Does Self-Directed Learning Have a Place in Institutional Learning?
We’re divided in our perspective of education. Depending on where you live, how much money you have, and how much impact you want to have on your child’s learning, there may or may not be very obvious options for how they do so. Doner’s story is admittedly extreme, but it should serve to excite us about the possibilities that exist when kids can find and fuel a passion for learning.
How does that translate into the public or private education systems today?
There’s a few things we can do to provide opportunities for engagement where currently there is not enough room for generating interest on a student-by-student basis. And it needs to happen on a curricular level so that teachers are left with the room and capacity to spark individual flames of interest.
If we look back at the list of traits of self-directed learners, we know we need to make room for:
Project-based learning activities that provide the time and leeway for kids to take on more responsibility and to discover, albeit in a more structured format than outside of school, areas of interest that may grow over time.
With project-based learning and other more extended engagements comes an opportunity to fail, change course, and maintain a sense of confidence that can engage kids more significantly than when asked to complete short-term exercises that demand right or wrong answers without much opportunity for exploration. An interesting take on this was presented in an article this month on math education in KQED’s Mind/Shift column.
Design thinking and maker curriculum opportunities can provide the tools and processes for young learners to start exploring on their own. Provided with the experience of working together on shared and guided projects, kids might build on such opportunities to engage in projects of their own.
Modeling mentorships within the school system can help kids gain the confidence to work with the support of an adult or peer mentor on projects of their own interest.
At the end of the day, it’s not necessarily about teaching people to be more self-directed, it’s really about providing opportunities where kids can become independent thinkers and problem solvers and feel confident about exploring their own passions. In the workplace, we are seeing how expanding the opportunities for informal learning is positively impacting workplace performance.
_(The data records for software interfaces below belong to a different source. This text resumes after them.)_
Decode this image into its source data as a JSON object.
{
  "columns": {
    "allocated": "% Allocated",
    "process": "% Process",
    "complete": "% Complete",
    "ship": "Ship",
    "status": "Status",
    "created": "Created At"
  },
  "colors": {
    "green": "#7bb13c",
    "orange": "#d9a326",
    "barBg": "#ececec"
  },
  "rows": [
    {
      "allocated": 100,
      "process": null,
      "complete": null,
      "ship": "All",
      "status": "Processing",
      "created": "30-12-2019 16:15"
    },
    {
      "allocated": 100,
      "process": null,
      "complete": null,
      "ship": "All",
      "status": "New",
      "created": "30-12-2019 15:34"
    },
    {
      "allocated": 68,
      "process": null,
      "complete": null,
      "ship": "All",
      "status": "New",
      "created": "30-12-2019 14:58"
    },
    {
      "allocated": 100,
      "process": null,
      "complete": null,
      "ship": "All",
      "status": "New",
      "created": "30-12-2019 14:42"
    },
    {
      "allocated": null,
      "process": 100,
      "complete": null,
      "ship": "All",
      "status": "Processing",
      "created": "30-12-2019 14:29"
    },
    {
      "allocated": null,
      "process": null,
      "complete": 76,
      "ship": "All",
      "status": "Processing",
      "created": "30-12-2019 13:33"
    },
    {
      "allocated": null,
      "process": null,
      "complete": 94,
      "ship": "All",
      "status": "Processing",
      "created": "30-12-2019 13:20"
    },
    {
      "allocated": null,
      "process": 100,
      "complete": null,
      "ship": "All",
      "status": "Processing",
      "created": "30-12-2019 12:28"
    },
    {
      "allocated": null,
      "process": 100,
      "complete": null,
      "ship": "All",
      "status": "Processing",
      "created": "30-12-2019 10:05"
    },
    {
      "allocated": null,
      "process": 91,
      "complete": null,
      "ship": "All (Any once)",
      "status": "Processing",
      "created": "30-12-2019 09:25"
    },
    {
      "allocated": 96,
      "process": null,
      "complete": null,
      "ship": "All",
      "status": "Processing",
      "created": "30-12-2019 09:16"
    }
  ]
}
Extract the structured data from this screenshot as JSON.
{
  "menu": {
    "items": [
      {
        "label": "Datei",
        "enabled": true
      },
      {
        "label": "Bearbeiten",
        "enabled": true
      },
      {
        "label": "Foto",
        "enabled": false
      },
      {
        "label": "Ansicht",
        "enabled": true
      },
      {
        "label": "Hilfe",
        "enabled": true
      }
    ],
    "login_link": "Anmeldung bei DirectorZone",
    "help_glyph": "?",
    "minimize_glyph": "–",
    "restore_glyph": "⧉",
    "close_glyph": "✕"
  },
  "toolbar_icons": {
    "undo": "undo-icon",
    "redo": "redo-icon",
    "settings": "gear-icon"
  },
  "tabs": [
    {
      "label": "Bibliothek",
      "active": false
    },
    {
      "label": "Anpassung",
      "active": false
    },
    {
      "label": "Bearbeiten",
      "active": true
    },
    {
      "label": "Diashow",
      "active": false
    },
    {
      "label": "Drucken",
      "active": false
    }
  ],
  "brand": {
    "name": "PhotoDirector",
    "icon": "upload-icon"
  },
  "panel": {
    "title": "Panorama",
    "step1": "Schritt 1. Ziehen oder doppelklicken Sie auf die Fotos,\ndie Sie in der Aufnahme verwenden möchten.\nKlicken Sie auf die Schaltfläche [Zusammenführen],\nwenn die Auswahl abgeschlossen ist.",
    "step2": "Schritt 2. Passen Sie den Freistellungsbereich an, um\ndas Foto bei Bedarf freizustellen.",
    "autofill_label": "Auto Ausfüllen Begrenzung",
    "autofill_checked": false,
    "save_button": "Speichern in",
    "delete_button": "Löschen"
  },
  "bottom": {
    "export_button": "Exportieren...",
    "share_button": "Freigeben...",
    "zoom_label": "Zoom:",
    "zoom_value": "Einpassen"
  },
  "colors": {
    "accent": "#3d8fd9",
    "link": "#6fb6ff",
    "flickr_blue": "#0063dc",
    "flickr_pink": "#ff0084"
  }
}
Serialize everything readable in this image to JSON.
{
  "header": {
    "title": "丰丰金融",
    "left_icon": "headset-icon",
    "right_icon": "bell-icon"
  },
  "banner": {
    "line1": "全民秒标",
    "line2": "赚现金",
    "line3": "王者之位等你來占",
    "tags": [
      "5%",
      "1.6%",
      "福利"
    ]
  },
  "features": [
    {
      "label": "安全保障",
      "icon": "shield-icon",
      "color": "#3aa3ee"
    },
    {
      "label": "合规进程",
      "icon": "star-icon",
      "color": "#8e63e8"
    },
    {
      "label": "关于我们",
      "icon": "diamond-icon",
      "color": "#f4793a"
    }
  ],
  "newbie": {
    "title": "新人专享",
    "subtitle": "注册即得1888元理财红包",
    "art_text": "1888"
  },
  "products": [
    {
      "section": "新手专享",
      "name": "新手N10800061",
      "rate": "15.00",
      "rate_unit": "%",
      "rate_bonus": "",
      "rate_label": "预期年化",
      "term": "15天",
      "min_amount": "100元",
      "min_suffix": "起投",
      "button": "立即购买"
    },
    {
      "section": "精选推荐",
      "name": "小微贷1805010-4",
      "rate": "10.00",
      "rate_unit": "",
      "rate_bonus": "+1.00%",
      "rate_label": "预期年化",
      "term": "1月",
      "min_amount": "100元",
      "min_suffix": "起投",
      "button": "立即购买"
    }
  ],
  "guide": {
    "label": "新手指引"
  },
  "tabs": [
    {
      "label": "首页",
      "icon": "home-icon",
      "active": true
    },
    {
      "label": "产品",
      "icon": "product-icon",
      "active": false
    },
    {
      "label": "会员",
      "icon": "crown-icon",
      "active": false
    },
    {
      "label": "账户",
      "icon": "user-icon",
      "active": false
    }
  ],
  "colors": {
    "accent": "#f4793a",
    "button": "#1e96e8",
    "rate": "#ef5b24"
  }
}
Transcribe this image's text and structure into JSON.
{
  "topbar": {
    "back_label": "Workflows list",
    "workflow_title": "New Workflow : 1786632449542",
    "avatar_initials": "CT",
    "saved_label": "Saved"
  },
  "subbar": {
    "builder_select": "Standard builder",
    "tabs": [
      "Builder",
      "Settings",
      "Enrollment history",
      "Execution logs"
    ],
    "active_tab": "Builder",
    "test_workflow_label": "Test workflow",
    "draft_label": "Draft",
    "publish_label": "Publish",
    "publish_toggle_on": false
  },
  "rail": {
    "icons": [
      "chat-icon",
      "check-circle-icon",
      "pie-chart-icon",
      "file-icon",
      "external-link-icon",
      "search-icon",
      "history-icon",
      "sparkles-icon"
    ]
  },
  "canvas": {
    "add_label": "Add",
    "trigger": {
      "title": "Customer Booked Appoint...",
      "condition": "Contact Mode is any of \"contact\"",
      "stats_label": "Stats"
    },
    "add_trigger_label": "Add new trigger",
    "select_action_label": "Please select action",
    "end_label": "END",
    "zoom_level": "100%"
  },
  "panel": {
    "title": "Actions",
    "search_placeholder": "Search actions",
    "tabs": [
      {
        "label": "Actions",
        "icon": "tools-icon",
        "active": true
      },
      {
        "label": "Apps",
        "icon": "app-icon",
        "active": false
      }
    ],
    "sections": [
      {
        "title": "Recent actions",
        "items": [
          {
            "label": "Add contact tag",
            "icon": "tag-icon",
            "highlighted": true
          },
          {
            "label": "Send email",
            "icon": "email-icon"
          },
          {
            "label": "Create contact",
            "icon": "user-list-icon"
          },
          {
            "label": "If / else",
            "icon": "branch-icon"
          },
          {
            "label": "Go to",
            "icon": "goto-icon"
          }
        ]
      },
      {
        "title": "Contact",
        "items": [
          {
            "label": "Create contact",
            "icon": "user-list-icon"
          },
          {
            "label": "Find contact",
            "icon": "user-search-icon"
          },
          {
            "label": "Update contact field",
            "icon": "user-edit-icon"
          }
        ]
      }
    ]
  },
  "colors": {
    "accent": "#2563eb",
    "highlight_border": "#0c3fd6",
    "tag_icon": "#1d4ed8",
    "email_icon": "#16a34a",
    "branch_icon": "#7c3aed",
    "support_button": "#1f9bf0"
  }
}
We’re also seeing how corporate training is evolving into more of a curatorial role in order to make learning available to meet the needs of different learners in different situations. A one-size-fits-all approach to learning doesn’t work anywhere along the continuum of the learning experience.
The bottom line is that we need to start early on to help kids find the spark that will develop into a lifetime passion for learning and doing.